### Problem requirements
Reproduce the listing exactly, so that no line differs from the original.

== Segment start ==

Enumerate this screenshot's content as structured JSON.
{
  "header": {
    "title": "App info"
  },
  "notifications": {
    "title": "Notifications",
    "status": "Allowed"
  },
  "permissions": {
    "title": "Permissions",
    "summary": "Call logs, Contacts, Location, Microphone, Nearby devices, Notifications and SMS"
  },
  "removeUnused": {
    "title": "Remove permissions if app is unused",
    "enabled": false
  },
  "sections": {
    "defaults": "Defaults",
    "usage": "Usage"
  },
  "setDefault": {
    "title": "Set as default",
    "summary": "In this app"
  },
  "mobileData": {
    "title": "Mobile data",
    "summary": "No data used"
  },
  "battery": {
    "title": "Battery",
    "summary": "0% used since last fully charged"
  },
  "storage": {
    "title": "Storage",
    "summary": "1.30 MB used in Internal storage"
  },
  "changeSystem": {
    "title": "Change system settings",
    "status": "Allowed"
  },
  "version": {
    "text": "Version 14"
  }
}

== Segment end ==

### Output
Enumerate this screenshot's content as structured JSON.
{
  "header": {
    "title": "App info"
  },
  "notifications": {
    "title": "Notifications",
    "status": "Allowed"
  },
  "permissions": {
    "title": "Permissions",
    "summary": "Call logs, Contacts, Location, Microphone, Nearby devices, Notifications and SMS"
  },
  "removeUnused": {
    "title": "Remove permissions if app is unused",
    "enabled": false
  },
  "sections": {
    "defaults": "Defaults",
    "usage": "Usage"
  },
  "setDefault": {
    "title": "Set as default",
    "summary": "In this app"
  },
  "mobileData": {
    "title": "Mobile data",
    "summary": "No data used"
  },
  "battery": {
    "title": "Battery",
    "summary": "0% used since last fully charged"
  },
  "storage": {
    "title": "Storage",
    "summary": "1.30 MB used in Internal storage"
  },
  "changeSystem": {
    "title": "Change system settings",
    "status": "Allowed"
  },
  "version": {
    "text": "Version 14"
  }
}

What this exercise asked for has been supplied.